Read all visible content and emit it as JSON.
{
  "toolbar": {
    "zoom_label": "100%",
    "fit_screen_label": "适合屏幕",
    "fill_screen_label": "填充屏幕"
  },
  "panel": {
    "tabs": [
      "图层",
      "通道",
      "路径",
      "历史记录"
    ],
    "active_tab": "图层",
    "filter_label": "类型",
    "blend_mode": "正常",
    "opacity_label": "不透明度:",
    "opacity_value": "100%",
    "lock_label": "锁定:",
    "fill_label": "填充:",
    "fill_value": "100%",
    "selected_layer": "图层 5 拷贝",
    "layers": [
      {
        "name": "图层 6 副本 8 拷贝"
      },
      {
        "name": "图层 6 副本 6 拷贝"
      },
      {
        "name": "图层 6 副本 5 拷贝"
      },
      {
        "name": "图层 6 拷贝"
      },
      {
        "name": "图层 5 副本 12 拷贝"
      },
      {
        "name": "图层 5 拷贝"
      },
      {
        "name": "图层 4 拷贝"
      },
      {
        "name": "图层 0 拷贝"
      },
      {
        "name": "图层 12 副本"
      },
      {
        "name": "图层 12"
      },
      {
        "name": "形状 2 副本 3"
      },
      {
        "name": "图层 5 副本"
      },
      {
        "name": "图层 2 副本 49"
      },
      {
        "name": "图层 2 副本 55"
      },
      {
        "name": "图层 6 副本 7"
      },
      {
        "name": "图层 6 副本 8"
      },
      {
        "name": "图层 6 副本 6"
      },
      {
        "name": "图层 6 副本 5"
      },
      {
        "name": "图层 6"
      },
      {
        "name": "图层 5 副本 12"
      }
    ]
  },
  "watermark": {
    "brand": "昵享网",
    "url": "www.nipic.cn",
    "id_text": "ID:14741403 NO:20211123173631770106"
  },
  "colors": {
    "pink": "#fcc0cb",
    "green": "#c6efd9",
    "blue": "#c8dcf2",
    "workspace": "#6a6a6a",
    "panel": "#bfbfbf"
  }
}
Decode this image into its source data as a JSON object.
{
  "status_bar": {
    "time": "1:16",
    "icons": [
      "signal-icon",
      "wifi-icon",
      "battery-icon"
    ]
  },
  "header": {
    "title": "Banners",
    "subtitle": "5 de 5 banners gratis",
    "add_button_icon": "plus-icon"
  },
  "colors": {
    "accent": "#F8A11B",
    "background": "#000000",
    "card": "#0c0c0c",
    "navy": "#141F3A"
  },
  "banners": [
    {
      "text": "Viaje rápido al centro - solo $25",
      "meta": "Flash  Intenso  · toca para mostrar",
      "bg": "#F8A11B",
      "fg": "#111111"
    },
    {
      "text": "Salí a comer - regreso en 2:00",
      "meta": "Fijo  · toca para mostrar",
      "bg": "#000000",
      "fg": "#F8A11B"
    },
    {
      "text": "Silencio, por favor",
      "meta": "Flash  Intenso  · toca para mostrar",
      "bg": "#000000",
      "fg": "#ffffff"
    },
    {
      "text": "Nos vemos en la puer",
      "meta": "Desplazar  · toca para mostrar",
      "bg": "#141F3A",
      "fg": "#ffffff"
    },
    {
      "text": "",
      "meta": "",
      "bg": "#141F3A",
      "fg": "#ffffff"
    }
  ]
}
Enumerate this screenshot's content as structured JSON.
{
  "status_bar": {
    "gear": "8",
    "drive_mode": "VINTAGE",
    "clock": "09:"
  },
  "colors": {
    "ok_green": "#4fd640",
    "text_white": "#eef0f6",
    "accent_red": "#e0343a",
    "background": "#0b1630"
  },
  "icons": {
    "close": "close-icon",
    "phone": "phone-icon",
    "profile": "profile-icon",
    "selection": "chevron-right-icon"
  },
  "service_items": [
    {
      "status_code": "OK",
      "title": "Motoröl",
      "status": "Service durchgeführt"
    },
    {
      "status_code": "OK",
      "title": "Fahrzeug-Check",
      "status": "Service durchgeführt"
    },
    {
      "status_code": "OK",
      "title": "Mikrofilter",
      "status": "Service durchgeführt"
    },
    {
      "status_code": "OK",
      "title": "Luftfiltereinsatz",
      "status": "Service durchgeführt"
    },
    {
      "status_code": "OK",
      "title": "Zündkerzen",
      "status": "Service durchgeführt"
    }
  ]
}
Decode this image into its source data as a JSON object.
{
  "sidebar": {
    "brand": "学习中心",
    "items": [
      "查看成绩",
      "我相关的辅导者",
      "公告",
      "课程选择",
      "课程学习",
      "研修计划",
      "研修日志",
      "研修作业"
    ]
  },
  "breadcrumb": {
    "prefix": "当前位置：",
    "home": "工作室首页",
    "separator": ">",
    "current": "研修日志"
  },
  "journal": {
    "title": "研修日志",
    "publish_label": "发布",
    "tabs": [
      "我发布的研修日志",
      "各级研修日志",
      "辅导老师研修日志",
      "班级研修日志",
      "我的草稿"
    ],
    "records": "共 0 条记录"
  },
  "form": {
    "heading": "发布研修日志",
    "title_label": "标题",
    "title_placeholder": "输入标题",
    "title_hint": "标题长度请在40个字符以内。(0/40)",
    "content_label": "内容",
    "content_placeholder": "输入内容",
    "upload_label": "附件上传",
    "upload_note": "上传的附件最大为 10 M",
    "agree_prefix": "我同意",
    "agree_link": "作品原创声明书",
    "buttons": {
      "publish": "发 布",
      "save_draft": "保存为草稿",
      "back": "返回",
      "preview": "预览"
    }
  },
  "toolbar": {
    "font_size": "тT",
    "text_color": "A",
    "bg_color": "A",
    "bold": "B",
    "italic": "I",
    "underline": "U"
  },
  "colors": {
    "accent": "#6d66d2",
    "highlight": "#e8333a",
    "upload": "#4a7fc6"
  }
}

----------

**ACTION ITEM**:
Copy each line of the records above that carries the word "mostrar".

**ANSWER BOX**:
      "meta": "Flash  Intenso  · toca para mostrar",
      "meta": "Fijo  · toca para mostrar",
      "meta": "Flash  Intenso  · toca para mostrar",
      "meta": "Desplazar  · toca para mostrar",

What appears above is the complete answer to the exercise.